■ **Task instructions**
Examine the records below and count how many lines contain the string "screenshot". Give only the number.

■ **Provided entries**
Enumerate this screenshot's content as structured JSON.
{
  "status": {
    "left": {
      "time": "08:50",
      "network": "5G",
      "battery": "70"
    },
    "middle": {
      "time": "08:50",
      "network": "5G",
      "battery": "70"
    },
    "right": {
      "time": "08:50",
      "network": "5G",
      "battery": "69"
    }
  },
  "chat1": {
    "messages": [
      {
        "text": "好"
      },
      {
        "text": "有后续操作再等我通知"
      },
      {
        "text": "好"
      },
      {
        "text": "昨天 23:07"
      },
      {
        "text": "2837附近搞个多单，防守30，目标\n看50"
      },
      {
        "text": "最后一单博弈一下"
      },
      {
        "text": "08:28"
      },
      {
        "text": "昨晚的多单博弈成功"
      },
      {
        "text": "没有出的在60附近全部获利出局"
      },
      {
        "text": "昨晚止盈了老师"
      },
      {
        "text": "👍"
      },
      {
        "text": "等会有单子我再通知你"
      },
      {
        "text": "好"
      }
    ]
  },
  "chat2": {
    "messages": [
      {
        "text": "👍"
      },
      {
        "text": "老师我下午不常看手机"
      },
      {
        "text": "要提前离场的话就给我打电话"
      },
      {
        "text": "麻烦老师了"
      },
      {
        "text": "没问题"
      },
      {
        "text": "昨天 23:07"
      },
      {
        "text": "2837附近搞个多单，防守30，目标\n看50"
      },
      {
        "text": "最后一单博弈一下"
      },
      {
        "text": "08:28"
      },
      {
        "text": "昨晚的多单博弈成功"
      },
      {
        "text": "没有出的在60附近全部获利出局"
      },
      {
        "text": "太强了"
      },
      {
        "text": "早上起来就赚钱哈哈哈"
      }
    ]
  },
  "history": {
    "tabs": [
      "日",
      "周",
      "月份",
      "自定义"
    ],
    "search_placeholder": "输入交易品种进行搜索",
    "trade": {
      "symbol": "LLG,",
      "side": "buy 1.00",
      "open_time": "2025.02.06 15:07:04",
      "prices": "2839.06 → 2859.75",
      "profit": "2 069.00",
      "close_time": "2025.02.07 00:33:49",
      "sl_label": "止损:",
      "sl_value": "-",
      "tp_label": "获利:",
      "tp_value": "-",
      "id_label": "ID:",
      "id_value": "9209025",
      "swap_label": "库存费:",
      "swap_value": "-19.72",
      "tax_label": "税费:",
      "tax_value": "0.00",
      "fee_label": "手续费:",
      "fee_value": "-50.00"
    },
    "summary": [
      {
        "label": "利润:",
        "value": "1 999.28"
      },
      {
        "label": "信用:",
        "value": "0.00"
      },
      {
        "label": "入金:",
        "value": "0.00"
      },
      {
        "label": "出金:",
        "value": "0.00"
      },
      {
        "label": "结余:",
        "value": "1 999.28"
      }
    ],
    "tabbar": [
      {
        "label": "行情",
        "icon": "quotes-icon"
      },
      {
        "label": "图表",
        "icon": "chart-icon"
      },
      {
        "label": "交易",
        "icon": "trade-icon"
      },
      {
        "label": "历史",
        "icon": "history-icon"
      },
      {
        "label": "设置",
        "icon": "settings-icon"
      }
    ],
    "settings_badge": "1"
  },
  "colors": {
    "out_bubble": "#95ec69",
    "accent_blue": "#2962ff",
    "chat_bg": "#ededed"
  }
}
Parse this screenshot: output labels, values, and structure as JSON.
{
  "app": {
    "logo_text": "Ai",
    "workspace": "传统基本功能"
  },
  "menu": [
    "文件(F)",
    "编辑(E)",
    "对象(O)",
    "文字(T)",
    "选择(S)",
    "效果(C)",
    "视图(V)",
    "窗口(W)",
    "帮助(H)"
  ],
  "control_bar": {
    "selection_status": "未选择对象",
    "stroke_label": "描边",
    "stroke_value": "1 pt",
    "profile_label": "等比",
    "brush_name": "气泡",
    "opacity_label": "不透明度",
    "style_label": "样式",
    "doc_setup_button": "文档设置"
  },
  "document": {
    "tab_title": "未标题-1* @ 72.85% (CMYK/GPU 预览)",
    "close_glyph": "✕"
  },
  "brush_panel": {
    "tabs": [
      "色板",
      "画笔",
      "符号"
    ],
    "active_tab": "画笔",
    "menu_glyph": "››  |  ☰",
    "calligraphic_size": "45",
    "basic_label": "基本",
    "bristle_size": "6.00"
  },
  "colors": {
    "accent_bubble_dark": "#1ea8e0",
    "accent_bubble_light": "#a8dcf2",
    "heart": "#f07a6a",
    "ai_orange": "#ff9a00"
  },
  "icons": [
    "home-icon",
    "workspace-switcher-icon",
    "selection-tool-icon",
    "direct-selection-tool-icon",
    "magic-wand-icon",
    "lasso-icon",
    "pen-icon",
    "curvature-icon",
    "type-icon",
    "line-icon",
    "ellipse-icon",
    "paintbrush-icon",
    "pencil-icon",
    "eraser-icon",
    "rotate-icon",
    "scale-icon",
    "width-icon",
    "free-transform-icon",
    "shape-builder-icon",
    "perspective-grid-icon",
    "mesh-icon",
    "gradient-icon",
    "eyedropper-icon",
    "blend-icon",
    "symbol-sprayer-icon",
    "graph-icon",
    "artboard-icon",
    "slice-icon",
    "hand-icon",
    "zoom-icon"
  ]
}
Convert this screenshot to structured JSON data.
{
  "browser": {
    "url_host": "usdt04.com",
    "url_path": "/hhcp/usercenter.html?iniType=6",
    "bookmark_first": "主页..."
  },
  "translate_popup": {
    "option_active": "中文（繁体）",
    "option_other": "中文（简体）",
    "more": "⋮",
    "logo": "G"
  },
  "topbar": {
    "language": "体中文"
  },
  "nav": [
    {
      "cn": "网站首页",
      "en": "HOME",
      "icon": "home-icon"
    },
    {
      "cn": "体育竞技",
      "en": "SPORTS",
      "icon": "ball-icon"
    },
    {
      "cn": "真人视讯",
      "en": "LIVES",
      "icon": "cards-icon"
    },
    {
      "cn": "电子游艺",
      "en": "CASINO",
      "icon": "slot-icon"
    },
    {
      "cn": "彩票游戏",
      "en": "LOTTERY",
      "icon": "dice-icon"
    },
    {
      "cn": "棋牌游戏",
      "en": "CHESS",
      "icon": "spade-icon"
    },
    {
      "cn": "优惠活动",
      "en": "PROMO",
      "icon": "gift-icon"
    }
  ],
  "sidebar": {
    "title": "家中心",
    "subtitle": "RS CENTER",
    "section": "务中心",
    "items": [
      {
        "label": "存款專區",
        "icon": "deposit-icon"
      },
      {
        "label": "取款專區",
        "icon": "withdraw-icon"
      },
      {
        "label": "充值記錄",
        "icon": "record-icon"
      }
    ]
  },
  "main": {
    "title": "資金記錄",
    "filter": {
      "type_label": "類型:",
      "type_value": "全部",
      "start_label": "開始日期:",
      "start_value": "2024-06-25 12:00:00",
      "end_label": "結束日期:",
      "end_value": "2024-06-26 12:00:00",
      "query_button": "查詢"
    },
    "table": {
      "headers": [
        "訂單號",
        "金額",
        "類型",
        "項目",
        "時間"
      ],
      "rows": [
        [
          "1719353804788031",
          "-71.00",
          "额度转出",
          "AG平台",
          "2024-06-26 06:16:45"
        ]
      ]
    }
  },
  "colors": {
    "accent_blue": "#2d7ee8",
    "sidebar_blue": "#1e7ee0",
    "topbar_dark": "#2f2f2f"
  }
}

■ **Solution to this task**
3